The owner is:

  • liable for all the debts of the business, and
  • entitled to all the profits of the business.

For the purposes of income and assets assessment, a partnership is the relationship which exists between people carrying on business in common, with a view to making a profit. A partnership agreement may be oral OR written. The business may be run:

  •       in the owners' name(s), or
  •       under a registered business name.

The business is not a separate legal entity, which means that although the partnership lodges a tax return, the profit or income is assessable in the hands of the individual partners.

Each partner:

  •       owns an agreed portion of the business assets,
  •       receives an agreed portion of the profits, and
  •       is 'jointly and severally' liable for all business debts.

The principal home has the meaning given by subsection 5LA(1) of the VEA and subsection 5LA(2) of the VEA. The principal home of a person is generally the place in which they reside. In certain circumstances, however, the principal home of a person can be the place in which they formerly resided.

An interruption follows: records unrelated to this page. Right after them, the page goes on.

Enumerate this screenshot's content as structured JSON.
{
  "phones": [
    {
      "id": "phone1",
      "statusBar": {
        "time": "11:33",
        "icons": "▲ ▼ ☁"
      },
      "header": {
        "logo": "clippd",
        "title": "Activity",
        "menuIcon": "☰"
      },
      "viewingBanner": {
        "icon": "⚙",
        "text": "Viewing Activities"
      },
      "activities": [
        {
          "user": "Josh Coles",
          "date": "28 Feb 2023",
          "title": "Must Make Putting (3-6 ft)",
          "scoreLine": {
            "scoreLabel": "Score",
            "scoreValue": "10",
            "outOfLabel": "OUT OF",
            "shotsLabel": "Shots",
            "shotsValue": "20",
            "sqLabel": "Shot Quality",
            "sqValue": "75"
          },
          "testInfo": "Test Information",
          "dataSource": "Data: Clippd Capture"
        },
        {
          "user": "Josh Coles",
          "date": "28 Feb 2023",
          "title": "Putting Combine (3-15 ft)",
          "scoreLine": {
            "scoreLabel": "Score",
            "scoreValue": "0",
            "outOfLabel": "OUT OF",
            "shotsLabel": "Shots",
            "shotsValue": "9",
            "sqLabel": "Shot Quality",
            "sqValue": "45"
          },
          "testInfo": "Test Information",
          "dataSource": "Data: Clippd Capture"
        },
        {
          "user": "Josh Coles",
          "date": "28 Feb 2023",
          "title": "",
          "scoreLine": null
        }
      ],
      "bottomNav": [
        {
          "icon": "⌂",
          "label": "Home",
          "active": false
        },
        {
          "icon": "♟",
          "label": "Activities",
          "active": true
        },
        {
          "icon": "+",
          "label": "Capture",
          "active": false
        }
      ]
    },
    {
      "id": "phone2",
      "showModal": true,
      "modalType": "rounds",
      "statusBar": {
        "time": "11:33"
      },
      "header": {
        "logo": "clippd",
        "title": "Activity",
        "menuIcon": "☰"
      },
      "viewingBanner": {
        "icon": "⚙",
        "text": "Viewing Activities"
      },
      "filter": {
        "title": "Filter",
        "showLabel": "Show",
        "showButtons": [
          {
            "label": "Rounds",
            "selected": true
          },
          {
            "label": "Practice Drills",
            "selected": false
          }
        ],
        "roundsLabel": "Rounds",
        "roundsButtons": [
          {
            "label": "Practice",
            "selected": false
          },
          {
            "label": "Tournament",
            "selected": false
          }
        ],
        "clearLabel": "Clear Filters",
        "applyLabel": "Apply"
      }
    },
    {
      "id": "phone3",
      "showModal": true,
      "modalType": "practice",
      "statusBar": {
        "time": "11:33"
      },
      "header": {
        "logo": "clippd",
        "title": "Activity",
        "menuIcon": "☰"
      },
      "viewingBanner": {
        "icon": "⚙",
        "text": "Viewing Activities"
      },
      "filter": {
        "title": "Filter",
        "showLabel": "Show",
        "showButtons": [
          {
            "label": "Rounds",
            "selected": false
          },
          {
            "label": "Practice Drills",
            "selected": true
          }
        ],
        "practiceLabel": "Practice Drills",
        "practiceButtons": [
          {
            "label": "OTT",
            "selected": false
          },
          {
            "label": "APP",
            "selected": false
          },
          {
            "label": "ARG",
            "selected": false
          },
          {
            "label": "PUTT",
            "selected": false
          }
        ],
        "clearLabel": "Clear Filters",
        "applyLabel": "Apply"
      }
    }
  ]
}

The following property is regarded as part of the principal home.

  • the residence itself (e.g. house, flat, caravan),
  • permanent fixtures (e.g. stoves, built-in heaters, dish-washers, light fittings and affixed carpets),
  • [glossary:curtilage:DEF/Curtilage] (i.e. two hectares or less of private land around the home where the private land use test has been satisfied, or all land held on the same title as the person's principal home where the extended land use test has been satisfied), or
  •       any garage, shed, tennis court or swimming pool used primarily for private purposes provided it is on the same title as the principal home.



Making effective use of land means that if the land has a potential commercial use (e.g. as a farm), the person must be making use of the land in order to generate an income.

According to section 5J of the VEA, a financial investment means:

     but does not include an investment in an FHSA (within the meaning of the First Home Saver Accounts Act 2008) or a designated NDIS amount.